#### YOUR ASSIGNMENT:
Find each line below that includes "start", then copy it.

#### STORED DATA:
────────────────────────────────────────
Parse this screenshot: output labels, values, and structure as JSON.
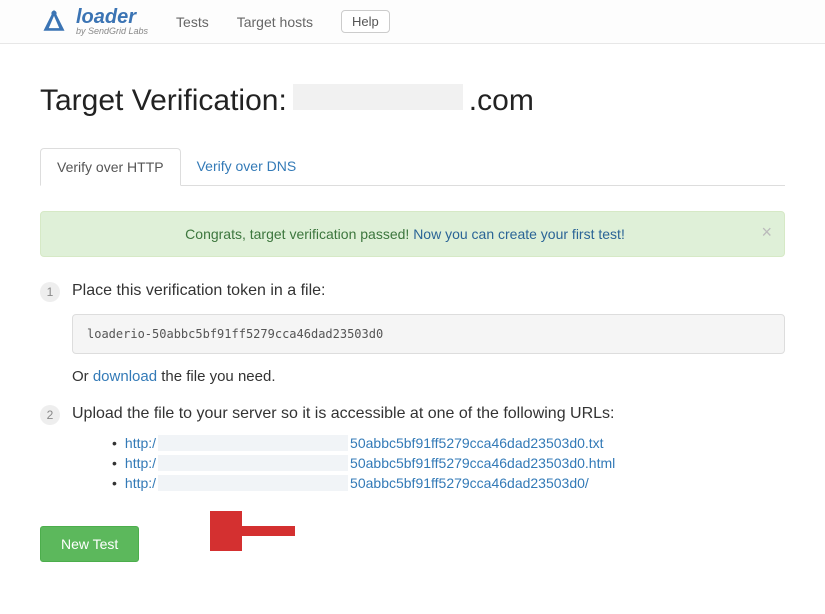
{
  "nav": {
    "brand_name": "loader",
    "brand_sub": "by SendGrid Labs",
    "tests": "Tests",
    "hosts": "Target hosts",
    "help": "Help"
  },
  "page": {
    "title_prefix": "Target Verification:",
    "title_suffix": ".com"
  },
  "tabs": {
    "http": "Verify over HTTP",
    "dns": "Verify over DNS"
  },
  "alert": {
    "text": "Congrats, target verification passed! ",
    "link": "Now you can create your first test!"
  },
  "steps": {
    "s1": "Place this verification token in a file:",
    "token": "loaderio-50abbc5bf91ff5279cca46dad23503d0",
    "s1_or": "Or ",
    "s1_download": "download",
    "s1_after": " the file you need.",
    "s2": "Upload the file to your server so it is accessible at one of the following URLs:",
    "url_prefix": "http:/",
    "urls": [
      "50abbc5bf91ff5279cca46dad23503d0.txt",
      "50abbc5bf91ff5279cca46dad23503d0.html",
      "50abbc5bf91ff5279cca46dad23503d0/"
    ]
  },
  "button": {
    "new_test": "New Test"
  }
}
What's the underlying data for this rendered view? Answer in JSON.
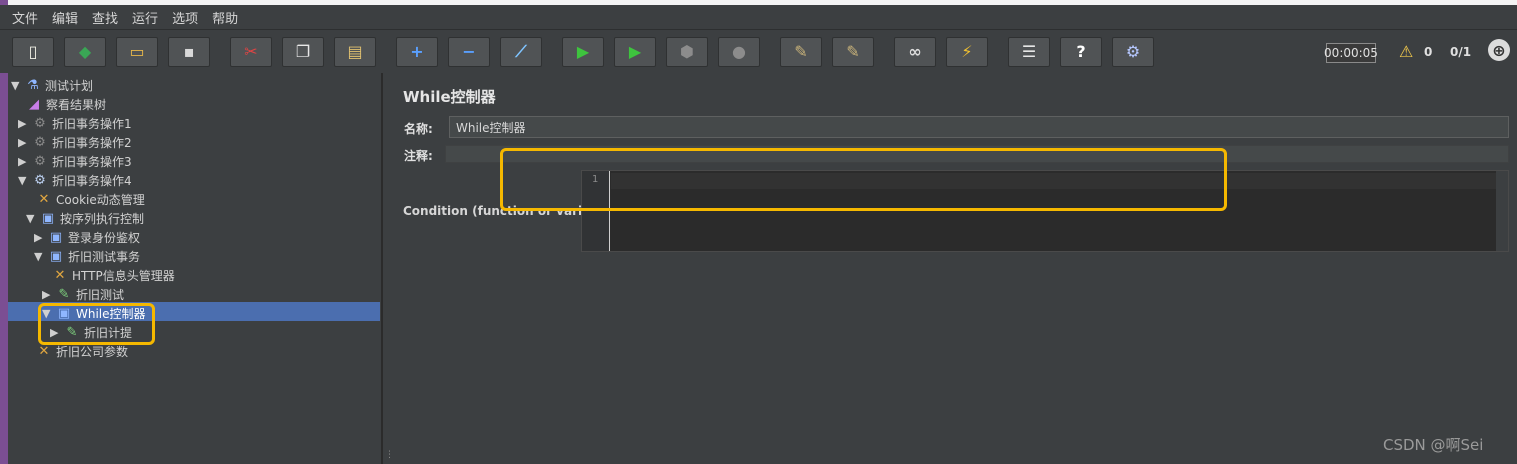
{
  "menu": [
    "文件",
    "编辑",
    "查找",
    "运行",
    "选项",
    "帮助"
  ],
  "toolbar": {
    "buttons": [
      {
        "name": "new-icon",
        "glyph": "▯",
        "color": "#f1f1e6"
      },
      {
        "name": "templates-icon",
        "glyph": "◆",
        "color": "#3aa655"
      },
      {
        "name": "open-icon",
        "glyph": "▭",
        "color": "#e8b84a"
      },
      {
        "name": "save-icon",
        "glyph": "▪",
        "color": "#d9d9d9"
      },
      {
        "name": "cut-icon",
        "glyph": "✂",
        "color": "#e04444"
      },
      {
        "name": "copy-icon",
        "glyph": "❐",
        "color": "#e8e8e8"
      },
      {
        "name": "paste-icon",
        "glyph": "▤",
        "color": "#e0c070"
      },
      {
        "name": "expand-icon",
        "glyph": "+",
        "color": "#5aa0ff"
      },
      {
        "name": "collapse-icon",
        "glyph": "−",
        "color": "#5aa0ff"
      },
      {
        "name": "toggle-icon",
        "glyph": "⟋",
        "color": "#7fc4ff"
      },
      {
        "name": "start-icon",
        "glyph": "▶",
        "color": "#3ec43e"
      },
      {
        "name": "start-no-pauses-icon",
        "glyph": "▶",
        "color": "#3ec43e"
      },
      {
        "name": "stop-icon",
        "glyph": "⬢",
        "color": "#8c8c8c"
      },
      {
        "name": "shutdown-icon",
        "glyph": "●",
        "color": "#8c8c8c"
      },
      {
        "name": "clear-icon",
        "glyph": "✎",
        "color": "#c9b37a"
      },
      {
        "name": "clear-all-icon",
        "glyph": "✎",
        "color": "#c9b37a"
      },
      {
        "name": "search-icon",
        "glyph": "∞",
        "color": "#dcdcdc"
      },
      {
        "name": "reset-search-icon",
        "glyph": "⚡",
        "color": "#f0c030"
      },
      {
        "name": "function-helper-icon",
        "glyph": "☰",
        "color": "#e6e6e6"
      },
      {
        "name": "help-icon",
        "glyph": "?",
        "color": "#ffffff"
      },
      {
        "name": "remote-icon",
        "glyph": "⚙",
        "color": "#b6c8ff"
      }
    ],
    "timer": "00:00:05",
    "warning_count": "0",
    "thread_ratio": "0/1"
  },
  "tree": {
    "nodes": [
      {
        "label": "测试计划",
        "arrow": "▼",
        "icon": "flask-icon",
        "glyph": "⚗",
        "color": "#8fb6ff"
      },
      {
        "label": "察看结果树",
        "arrow": "",
        "icon": "listener-icon",
        "glyph": "◢",
        "color": "#c87de8"
      },
      {
        "label": "折旧事务操作1",
        "arrow": "▶",
        "icon": "thread-group-icon",
        "glyph": "⚙",
        "color": "#8a8a8a"
      },
      {
        "label": "折旧事务操作2",
        "arrow": "▶",
        "icon": "thread-group-icon",
        "glyph": "⚙",
        "color": "#8a8a8a"
      },
      {
        "label": "折旧事务操作3",
        "arrow": "▶",
        "icon": "thread-group-icon",
        "glyph": "⚙",
        "color": "#8a8a8a"
      },
      {
        "label": "折旧事务操作4",
        "arrow": "▼",
        "icon": "thread-group-icon",
        "glyph": "⚙",
        "color": "#bcd0f0"
      },
      {
        "label": "Cookie动态管理",
        "arrow": "",
        "icon": "config-icon",
        "glyph": "✕",
        "color": "#e0a640"
      },
      {
        "label": "按序列执行控制",
        "arrow": "▼",
        "icon": "controller-icon",
        "glyph": "▣",
        "color": "#8fb6ff"
      },
      {
        "label": "登录身份鉴权",
        "arrow": "▶",
        "icon": "controller-icon",
        "glyph": "▣",
        "color": "#8fb6ff"
      },
      {
        "label": "折旧测试事务",
        "arrow": "▼",
        "icon": "controller-icon",
        "glyph": "▣",
        "color": "#8fb6ff"
      },
      {
        "label": "HTTP信息头管理器",
        "arrow": "",
        "icon": "config-icon",
        "glyph": "✕",
        "color": "#e0a640"
      },
      {
        "label": "折旧测试",
        "arrow": "▶",
        "icon": "sampler-icon",
        "glyph": "✎",
        "color": "#7ed07e"
      },
      {
        "label": "While控制器",
        "arrow": "▼",
        "icon": "controller-icon",
        "glyph": "▣",
        "color": "#8fb6ff"
      },
      {
        "label": "折旧计提",
        "arrow": "▶",
        "icon": "sampler-icon",
        "glyph": "✎",
        "color": "#7ed07e"
      },
      {
        "label": "折旧公司参数",
        "arrow": "",
        "icon": "config-icon",
        "glyph": "✕",
        "color": "#e0a640"
      }
    ]
  },
  "panel": {
    "title": "While控制器",
    "name_label": "名称:",
    "name_value": "While控制器",
    "comment_label": "注释:",
    "condition_label": "Condition (function or variable)",
    "line_number": "1"
  },
  "watermark": "CSDN @啊Sei",
  "colors": {
    "highlight": "#f5b800",
    "selection": "#4b6eaf"
  }
}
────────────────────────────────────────
#### COMPLETED EXERCISE:
        "name": "start-icon",
        "name": "start-no-pauses-icon",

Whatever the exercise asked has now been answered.